- Two Tomato Linguine
- Penne With Greek-Style Tomato Sauce
- Sweet-Hot Asian Noodle Bowl
- Roasted Red Pepper-Caesar Tortelloni
- Southwestern Fettuccine Alfredo
How to Cook Pasta
- Big pot: Use one with a 6- to 8- quart capacity to cook 1 pound of pasta. We call this size pot a "large Dutch oven" in our recipes.
- Lotta water: Fill the pot three-quarters full with water. Cover the pot, and bring water to a rolling boil (large bubbles cover the water's surface) over high heat.
- Salt It?: We salt the water, but you can leave it out. Add about 1 tablespoon salt to a 6- to 8-quart pot to cook 1 pound of pasta.
- Down to business: Pour in the pasta, and stir with a wooden spoon. Bring the water back to a rolling boil, and maintain it for the remainder of the cook time. Leave the pot uncovered. Stir the pasta two or three times during cooking.
- Read the directions: Check the package label for accurate cooking times. A cooking range is given on the directions. Cook for the shorter time if the pasta will receive additional cooking, as in a casserole. Cook for the longer time if the pasta is to be sauced and eaten immediately. Taste test a piece near the end of cooking.
- You're done: Drain pasta in a colander, and shake gently to remove most of the excess liquid. Rinse the pasta only if you are making a pasta salad. The starches that cling to the cooked pasta will help the sauce stick.
Pair the right pasta shape with the right sauce. Generally the wider or bigger the pasta, the chunkier, heartier, or thicker the sauce can be. Long, thin shapes work best with oil-based sauces, pesto, and basic tomato sauces. Filled pastas are great partners with smooth, light sauces or a simple drizzle of olive oil.
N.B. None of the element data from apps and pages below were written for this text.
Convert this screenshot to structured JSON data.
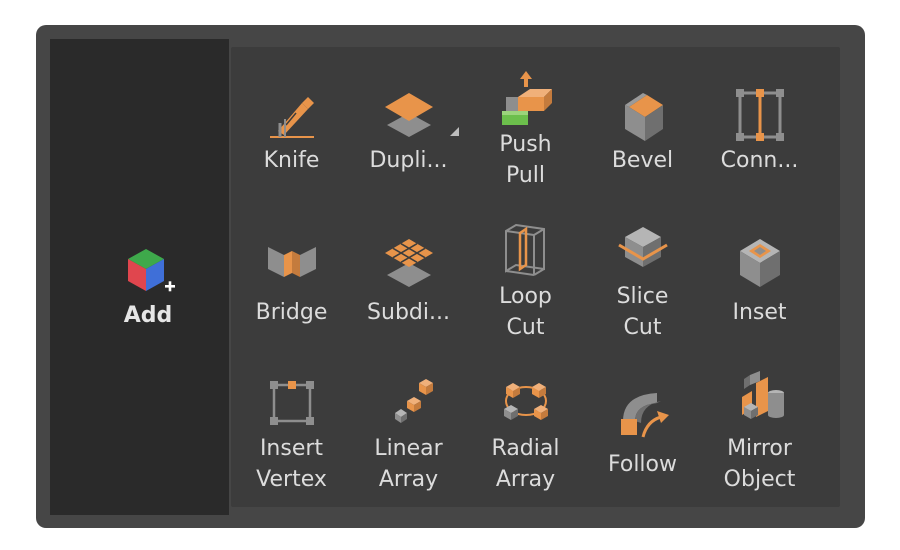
{
  "add": {
    "label": "Add"
  },
  "tools": [
    {
      "id": "knife",
      "lines": [
        "Knife"
      ],
      "icon": "knife-icon"
    },
    {
      "id": "duplicate",
      "lines": [
        "Dupli..."
      ],
      "icon": "duplicate-icon",
      "has_submenu": true
    },
    {
      "id": "push-pull",
      "lines": [
        "Push",
        "Pull"
      ],
      "icon": "push-pull-icon"
    },
    {
      "id": "bevel",
      "lines": [
        "Bevel"
      ],
      "icon": "bevel-icon"
    },
    {
      "id": "connect",
      "lines": [
        "Conn..."
      ],
      "icon": "connect-icon"
    },
    {
      "id": "bridge",
      "lines": [
        "Bridge"
      ],
      "icon": "bridge-icon"
    },
    {
      "id": "subdivide",
      "lines": [
        "Subdi..."
      ],
      "icon": "subdivide-icon"
    },
    {
      "id": "loop-cut",
      "lines": [
        "Loop",
        "Cut"
      ],
      "icon": "loop-cut-icon"
    },
    {
      "id": "slice-cut",
      "lines": [
        "Slice",
        "Cut"
      ],
      "icon": "slice-cut-icon"
    },
    {
      "id": "inset",
      "lines": [
        "Inset"
      ],
      "icon": "inset-icon"
    },
    {
      "id": "insert-vertex",
      "lines": [
        "Insert",
        "Vertex"
      ],
      "icon": "insert-vertex-icon"
    },
    {
      "id": "linear-array",
      "lines": [
        "Linear",
        "Array"
      ],
      "icon": "linear-array-icon"
    },
    {
      "id": "radial-array",
      "lines": [
        "Radial",
        "Array"
      ],
      "icon": "radial-array-icon"
    },
    {
      "id": "follow",
      "lines": [
        "Follow"
      ],
      "icon": "follow-icon"
    },
    {
      "id": "mirror-object",
      "lines": [
        "Mirror",
        "Object"
      ],
      "icon": "mirror-object-icon"
    }
  ],
  "colors": {
    "accent": "#e8944a",
    "grey": "#8e8e8e",
    "grey_light": "#b5b5b5",
    "text": "#dcdcdc",
    "panel": "#464646",
    "tool_bg": "#3c3c3c",
    "add_bg": "#2a2a2a"
  }
}
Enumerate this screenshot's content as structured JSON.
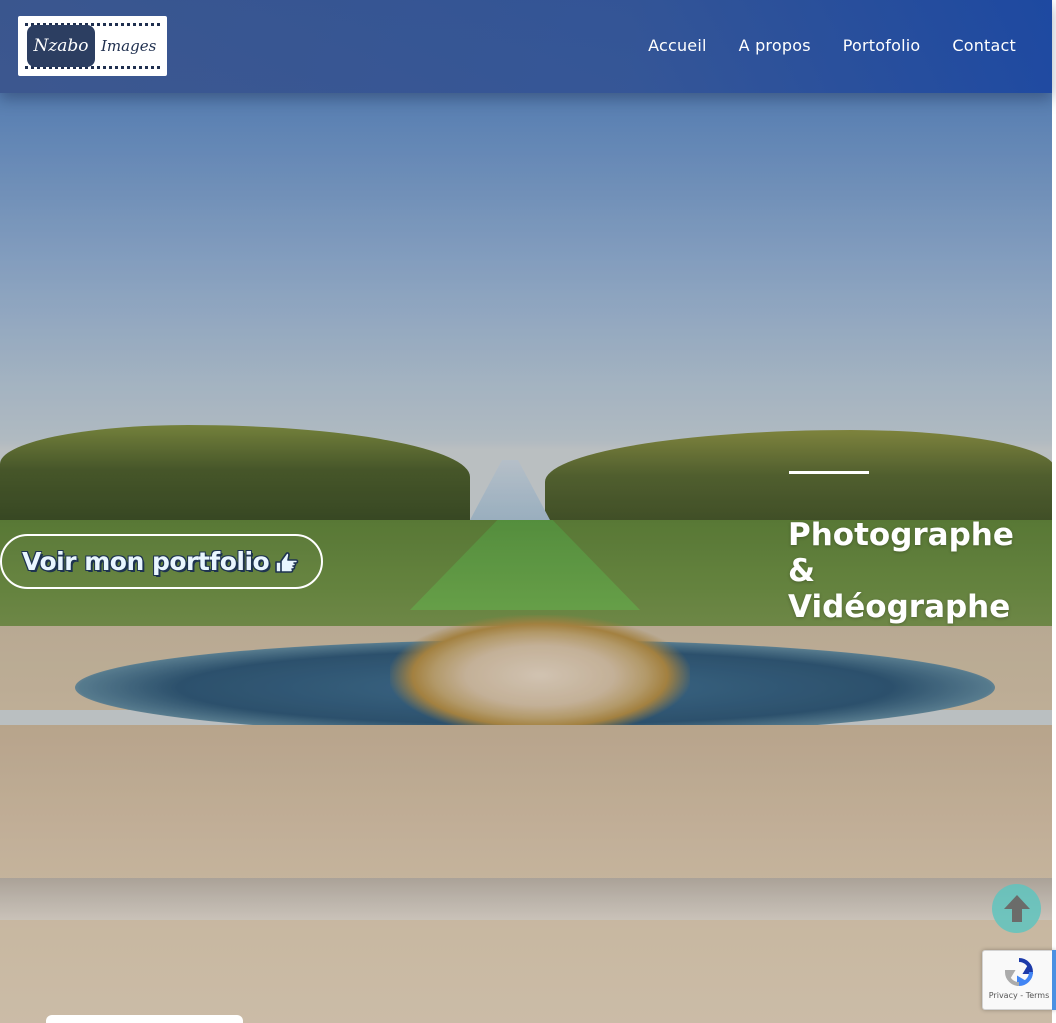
{
  "header": {
    "logo": {
      "badge_text": "Nzabo",
      "text": "Images"
    },
    "nav": [
      {
        "label": "Accueil"
      },
      {
        "label": "A propos"
      },
      {
        "label": "Portofolio"
      },
      {
        "label": "Contact"
      }
    ]
  },
  "hero": {
    "headline_line1": "Photographe &",
    "headline_line2": "Vidéographe",
    "cta_label": "Voir mon portfolio"
  },
  "recaptcha": {
    "terms_label": "Privacy - Terms"
  },
  "icons": {
    "cta": "hand-point-right-icon",
    "scroll_top": "arrow-up-circle-icon",
    "recaptcha": "recaptcha-logo-icon"
  },
  "colors": {
    "header_start": "#3a548c",
    "header_end": "#1b46a0",
    "scroll_top": "#5fc4be",
    "text": "#ffffff"
  }
}
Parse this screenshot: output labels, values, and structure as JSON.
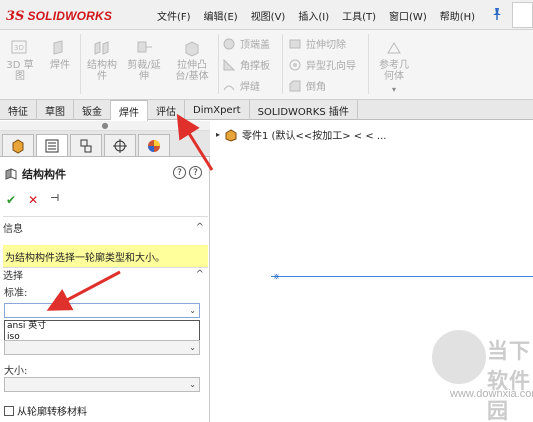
{
  "titlebar": {
    "logo_text": "SOLIDWORKS",
    "menu": [
      "文件(F)",
      "编辑(E)",
      "视图(V)",
      "插入(I)",
      "工具(T)",
      "窗口(W)",
      "帮助(H)"
    ]
  },
  "ribbon": {
    "buttons": [
      {
        "label": "3D 草图",
        "icon": "sketch3d-icon"
      },
      {
        "label": "焊件",
        "icon": "weldment-icon"
      },
      {
        "label": "结构构\n件",
        "icon": "structural-member-icon"
      },
      {
        "label": "剪裁/延\n伸",
        "icon": "trim-extend-icon"
      },
      {
        "label": "拉伸凸\n台/基体",
        "icon": "extrude-boss-icon"
      },
      {
        "label": "参考几\n何体",
        "icon": "reference-geometry-icon"
      }
    ],
    "small_col1": [
      {
        "label": "顶端盖",
        "icon": "end-cap-icon"
      },
      {
        "label": "角撑板",
        "icon": "gusset-icon"
      },
      {
        "label": "焊缝",
        "icon": "weld-bead-icon"
      }
    ],
    "small_col2": [
      {
        "label": "拉伸切除",
        "icon": "extruded-cut-icon"
      },
      {
        "label": "异型孔向导",
        "icon": "hole-wizard-icon"
      },
      {
        "label": "倒角",
        "icon": "chamfer-icon"
      }
    ]
  },
  "tabs": [
    {
      "label": "特征",
      "active": false
    },
    {
      "label": "草图",
      "active": false
    },
    {
      "label": "钣金",
      "active": false
    },
    {
      "label": "焊件",
      "active": true
    },
    {
      "label": "评估",
      "active": false
    },
    {
      "label": "DimXpert",
      "active": false
    },
    {
      "label": "SOLIDWORKS 插件",
      "active": false
    }
  ],
  "panel": {
    "title": "结构构件",
    "info_header": "信息",
    "info_text": "为结构构件选择一轮廓类型和大小。",
    "selection_header": "选择",
    "standard_label": "标准:",
    "standard_value": "",
    "dropdown_options": [
      "ansi 英寸",
      "iso"
    ],
    "size_label": "大小:",
    "checkbox_label": "从轮廓转移材料"
  },
  "tree": {
    "part_label": "零件1  (默认<<按加工> < < ..."
  },
  "watermark": {
    "brand": "当下软件园",
    "url": "www.downxia.com"
  },
  "colors": {
    "accent_red": "#d0161b",
    "info_yellow": "#ffff9c",
    "sketch_blue": "#3f82e0",
    "arrow_red": "#e0302b"
  }
}
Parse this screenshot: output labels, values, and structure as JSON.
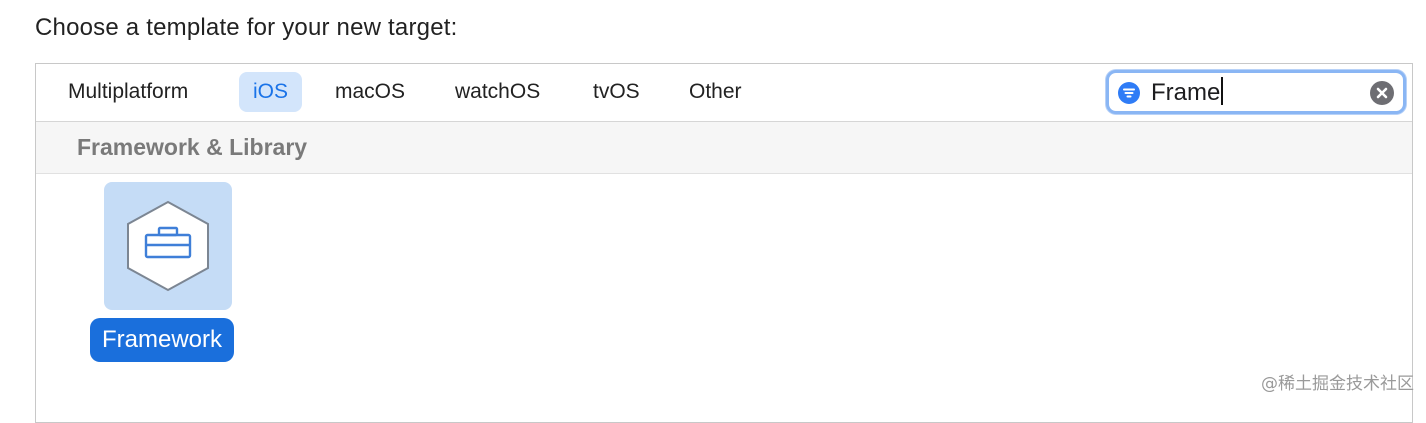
{
  "prompt": "Choose a template for your new target:",
  "tabs": [
    {
      "label": "Multiplatform",
      "selected": false
    },
    {
      "label": "iOS",
      "selected": true
    },
    {
      "label": "macOS",
      "selected": false
    },
    {
      "label": "watchOS",
      "selected": false
    },
    {
      "label": "tvOS",
      "selected": false
    },
    {
      "label": "Other",
      "selected": false
    }
  ],
  "search": {
    "value": "Frame",
    "icon": "filter-icon",
    "clear_icon": "clear-icon"
  },
  "section": {
    "title": "Framework & Library"
  },
  "templates": [
    {
      "label": "Framework",
      "icon": "toolbox-hexagon-icon",
      "selected": true
    }
  ],
  "watermark": "@稀土掘金技术社区",
  "colors": {
    "accent": "#1a6fdc",
    "selected_tab_bg": "#d3e5fb",
    "tile_bg": "#c5dcf6"
  }
}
This article is from the August 2005 issue of Southern Living.